## EXERCISE BRIEF
Return each line of the listing in which the word "this" appears.
(Beginning of PROVIDED ENTRIES)
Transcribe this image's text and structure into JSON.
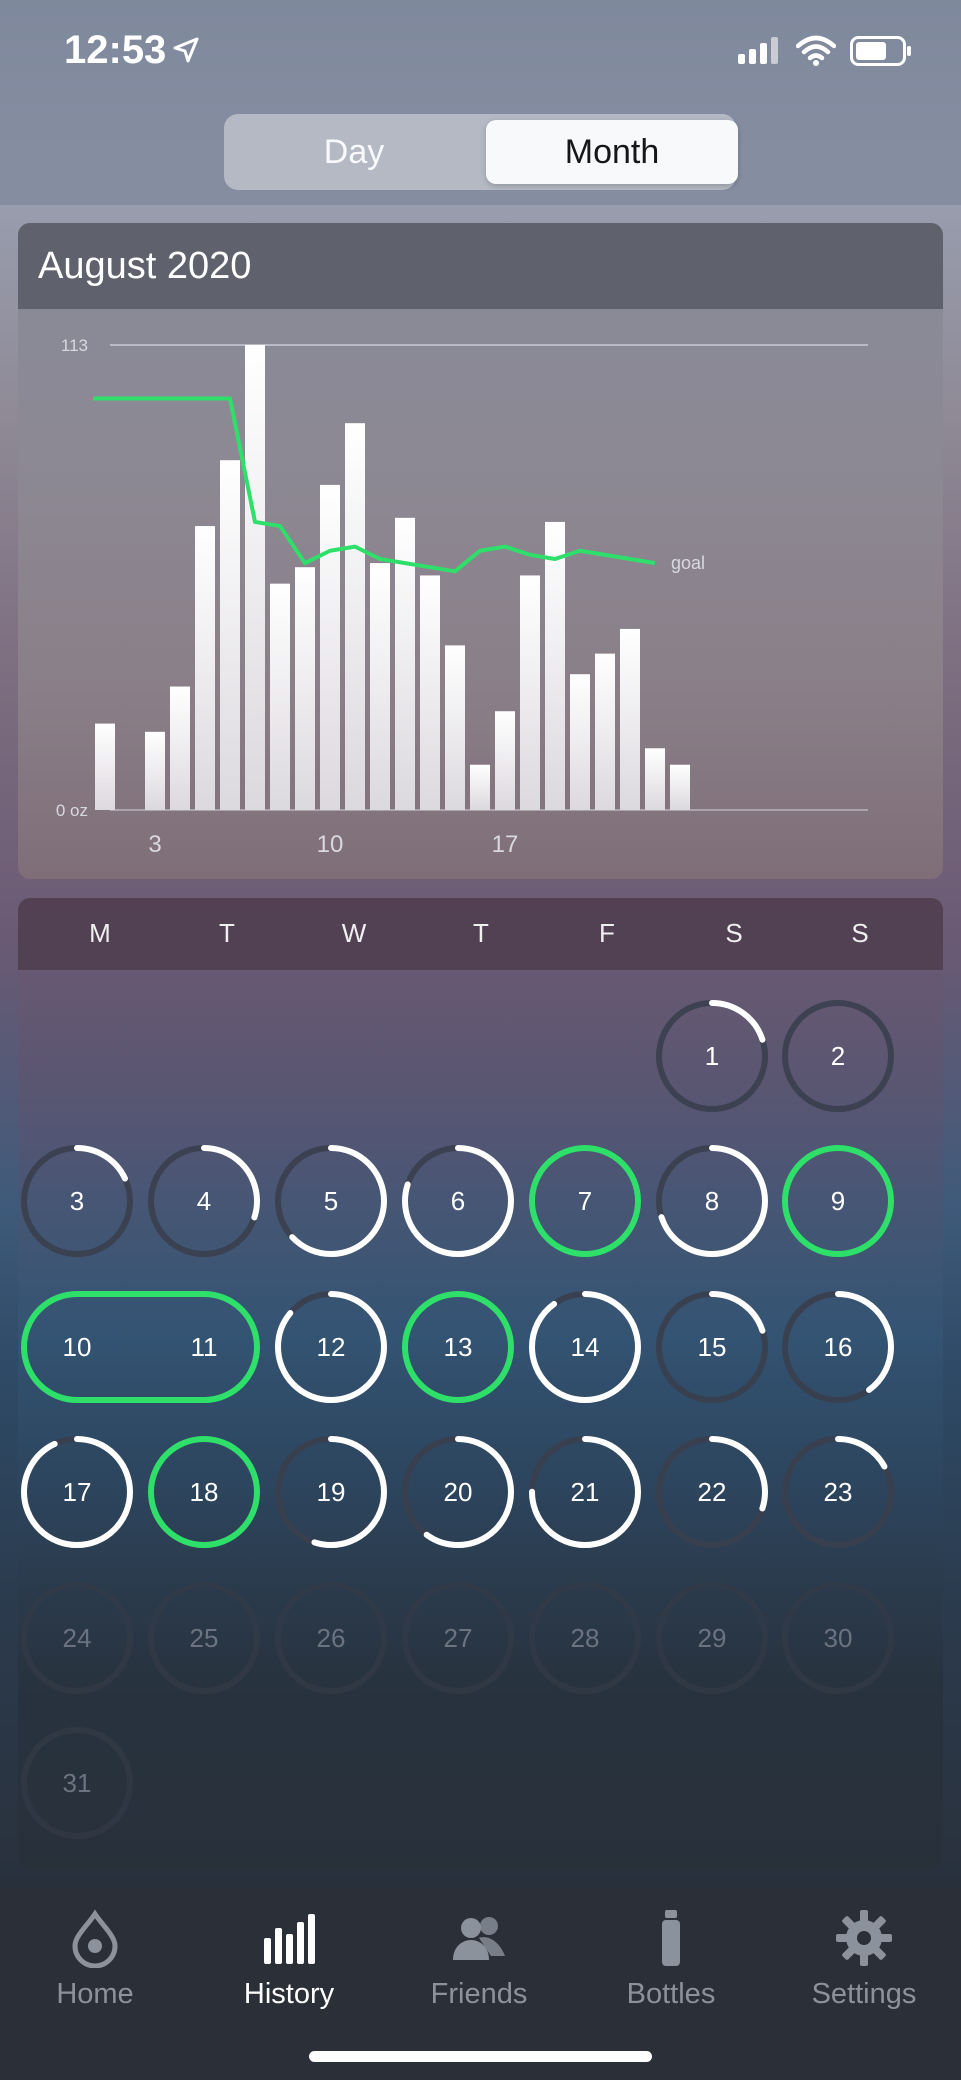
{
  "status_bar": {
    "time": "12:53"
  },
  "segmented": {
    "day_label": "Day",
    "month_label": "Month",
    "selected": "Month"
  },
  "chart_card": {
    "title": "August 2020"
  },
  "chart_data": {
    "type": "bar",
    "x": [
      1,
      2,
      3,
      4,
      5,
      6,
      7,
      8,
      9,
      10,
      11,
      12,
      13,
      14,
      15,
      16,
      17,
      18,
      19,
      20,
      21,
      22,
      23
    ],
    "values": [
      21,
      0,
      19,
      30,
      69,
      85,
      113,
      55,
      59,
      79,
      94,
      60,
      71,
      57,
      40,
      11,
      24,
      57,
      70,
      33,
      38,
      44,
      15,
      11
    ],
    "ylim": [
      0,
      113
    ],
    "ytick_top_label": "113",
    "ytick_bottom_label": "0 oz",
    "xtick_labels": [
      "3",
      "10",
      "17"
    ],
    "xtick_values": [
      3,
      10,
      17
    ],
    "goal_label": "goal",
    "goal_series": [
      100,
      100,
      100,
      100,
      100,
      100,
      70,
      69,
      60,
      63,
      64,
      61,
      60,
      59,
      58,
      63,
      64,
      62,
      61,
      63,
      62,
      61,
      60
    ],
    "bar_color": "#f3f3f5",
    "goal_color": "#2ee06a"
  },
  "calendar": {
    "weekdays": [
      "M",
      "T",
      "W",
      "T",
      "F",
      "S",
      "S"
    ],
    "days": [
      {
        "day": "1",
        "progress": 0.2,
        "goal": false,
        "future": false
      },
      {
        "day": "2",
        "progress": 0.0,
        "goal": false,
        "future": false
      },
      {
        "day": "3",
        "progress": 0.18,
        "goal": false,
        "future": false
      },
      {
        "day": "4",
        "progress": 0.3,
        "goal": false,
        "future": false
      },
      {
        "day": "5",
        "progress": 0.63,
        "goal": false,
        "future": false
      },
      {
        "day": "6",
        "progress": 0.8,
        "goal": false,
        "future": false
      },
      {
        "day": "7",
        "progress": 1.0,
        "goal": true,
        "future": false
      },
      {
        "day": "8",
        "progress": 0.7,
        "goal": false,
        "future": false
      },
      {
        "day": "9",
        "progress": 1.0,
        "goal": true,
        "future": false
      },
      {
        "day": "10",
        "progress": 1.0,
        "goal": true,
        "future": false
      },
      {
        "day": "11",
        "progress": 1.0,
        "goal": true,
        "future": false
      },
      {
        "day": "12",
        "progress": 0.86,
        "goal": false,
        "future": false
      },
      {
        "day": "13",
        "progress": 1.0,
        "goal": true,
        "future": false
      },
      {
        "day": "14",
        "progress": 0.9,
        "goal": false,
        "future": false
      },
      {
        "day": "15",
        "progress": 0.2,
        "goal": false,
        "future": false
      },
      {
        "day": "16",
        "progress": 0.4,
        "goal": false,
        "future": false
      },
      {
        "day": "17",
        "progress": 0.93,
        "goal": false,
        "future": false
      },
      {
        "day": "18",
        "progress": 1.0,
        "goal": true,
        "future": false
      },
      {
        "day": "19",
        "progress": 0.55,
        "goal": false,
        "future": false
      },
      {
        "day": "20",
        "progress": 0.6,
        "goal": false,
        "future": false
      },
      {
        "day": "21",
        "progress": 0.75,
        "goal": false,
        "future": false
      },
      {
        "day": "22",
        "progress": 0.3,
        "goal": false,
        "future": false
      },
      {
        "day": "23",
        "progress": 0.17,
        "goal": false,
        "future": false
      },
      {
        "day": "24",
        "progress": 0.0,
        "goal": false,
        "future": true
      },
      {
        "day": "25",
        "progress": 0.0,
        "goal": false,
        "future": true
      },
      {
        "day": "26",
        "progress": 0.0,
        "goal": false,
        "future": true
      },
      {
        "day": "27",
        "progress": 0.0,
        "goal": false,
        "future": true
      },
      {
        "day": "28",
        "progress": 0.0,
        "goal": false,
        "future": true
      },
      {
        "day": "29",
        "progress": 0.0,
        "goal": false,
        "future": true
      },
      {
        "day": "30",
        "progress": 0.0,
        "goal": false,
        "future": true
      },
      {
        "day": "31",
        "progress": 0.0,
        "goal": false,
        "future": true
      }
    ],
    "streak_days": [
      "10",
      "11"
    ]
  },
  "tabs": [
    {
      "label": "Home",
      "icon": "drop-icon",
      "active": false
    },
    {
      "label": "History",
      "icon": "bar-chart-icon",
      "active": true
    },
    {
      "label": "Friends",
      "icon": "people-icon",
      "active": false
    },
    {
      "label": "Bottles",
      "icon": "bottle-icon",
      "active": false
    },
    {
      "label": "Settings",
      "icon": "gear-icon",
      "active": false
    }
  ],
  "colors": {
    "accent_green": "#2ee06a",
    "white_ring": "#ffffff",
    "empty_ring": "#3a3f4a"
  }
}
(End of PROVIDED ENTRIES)
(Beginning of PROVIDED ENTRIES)
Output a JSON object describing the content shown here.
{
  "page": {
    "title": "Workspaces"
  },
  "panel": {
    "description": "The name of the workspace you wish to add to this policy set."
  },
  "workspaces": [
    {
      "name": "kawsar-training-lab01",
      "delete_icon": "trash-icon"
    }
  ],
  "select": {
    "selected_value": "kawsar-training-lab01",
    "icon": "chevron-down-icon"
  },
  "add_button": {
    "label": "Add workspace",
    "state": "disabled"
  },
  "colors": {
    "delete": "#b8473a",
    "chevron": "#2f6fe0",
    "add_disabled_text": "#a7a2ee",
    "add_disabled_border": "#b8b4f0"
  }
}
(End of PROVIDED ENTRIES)
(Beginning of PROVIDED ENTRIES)
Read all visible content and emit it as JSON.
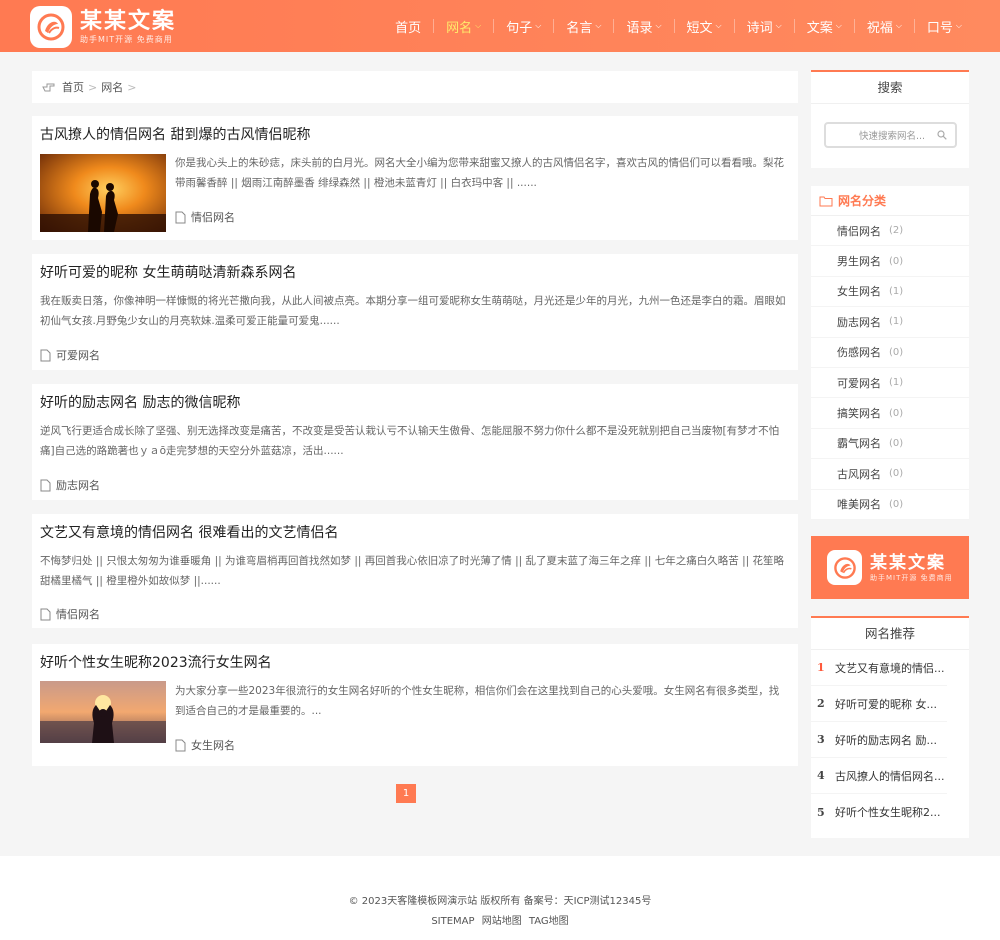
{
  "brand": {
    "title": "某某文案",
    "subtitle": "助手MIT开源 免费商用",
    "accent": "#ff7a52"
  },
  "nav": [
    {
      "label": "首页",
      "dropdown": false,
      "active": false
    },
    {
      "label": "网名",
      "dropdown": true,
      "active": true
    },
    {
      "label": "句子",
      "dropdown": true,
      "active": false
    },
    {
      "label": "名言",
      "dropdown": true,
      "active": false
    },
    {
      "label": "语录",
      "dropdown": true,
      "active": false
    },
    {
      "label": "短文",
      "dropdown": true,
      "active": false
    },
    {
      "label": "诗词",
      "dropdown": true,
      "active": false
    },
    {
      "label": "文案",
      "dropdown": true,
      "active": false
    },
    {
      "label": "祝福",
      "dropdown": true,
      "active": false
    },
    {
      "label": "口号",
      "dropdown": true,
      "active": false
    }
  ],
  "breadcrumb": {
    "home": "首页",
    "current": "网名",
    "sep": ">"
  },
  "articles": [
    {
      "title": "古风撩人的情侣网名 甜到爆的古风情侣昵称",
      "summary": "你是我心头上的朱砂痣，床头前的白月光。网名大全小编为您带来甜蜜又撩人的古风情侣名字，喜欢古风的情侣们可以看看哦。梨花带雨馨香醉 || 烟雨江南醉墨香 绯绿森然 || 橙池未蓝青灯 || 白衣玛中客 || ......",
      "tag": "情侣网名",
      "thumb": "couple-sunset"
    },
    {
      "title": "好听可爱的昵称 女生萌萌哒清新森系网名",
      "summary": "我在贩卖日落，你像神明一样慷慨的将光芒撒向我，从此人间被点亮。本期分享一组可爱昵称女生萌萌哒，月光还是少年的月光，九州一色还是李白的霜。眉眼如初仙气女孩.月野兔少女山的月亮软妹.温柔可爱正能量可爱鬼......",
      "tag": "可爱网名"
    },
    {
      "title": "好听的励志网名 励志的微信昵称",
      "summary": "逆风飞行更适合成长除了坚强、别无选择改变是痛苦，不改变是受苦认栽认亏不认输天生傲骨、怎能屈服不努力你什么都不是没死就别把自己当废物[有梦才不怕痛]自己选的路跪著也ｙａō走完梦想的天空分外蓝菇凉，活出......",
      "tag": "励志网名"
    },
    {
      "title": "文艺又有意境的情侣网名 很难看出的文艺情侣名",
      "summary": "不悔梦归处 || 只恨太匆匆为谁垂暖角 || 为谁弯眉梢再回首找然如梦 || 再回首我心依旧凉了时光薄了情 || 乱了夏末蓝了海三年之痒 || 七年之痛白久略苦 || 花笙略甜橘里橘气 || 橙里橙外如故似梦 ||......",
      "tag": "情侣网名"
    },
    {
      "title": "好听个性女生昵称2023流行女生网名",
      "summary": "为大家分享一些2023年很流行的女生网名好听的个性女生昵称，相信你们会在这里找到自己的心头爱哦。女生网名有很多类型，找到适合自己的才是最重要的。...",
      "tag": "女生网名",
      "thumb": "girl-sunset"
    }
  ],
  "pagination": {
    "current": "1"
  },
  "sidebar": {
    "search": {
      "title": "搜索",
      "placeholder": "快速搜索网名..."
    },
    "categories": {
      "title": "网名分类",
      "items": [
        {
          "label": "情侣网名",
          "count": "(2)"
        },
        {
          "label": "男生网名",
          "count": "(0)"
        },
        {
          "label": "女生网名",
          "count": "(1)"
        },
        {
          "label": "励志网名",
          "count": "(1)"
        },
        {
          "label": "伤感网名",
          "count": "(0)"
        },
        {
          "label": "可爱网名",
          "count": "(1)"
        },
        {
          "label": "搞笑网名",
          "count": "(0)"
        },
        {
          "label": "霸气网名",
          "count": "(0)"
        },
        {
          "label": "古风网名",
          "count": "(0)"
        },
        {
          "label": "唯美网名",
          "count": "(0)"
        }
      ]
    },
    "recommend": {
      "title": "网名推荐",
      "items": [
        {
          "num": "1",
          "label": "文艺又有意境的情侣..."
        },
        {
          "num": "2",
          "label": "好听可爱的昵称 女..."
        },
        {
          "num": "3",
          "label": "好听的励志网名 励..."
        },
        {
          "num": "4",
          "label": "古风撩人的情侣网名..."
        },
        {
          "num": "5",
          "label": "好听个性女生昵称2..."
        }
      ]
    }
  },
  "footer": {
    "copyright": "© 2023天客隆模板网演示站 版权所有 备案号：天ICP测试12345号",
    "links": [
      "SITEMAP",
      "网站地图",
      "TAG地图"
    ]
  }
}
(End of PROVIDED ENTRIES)
## TASK SOLUTION
Transcribe this image's text and structure into JSON.
    "description": "The name of the workspace you wish to add to this policy set."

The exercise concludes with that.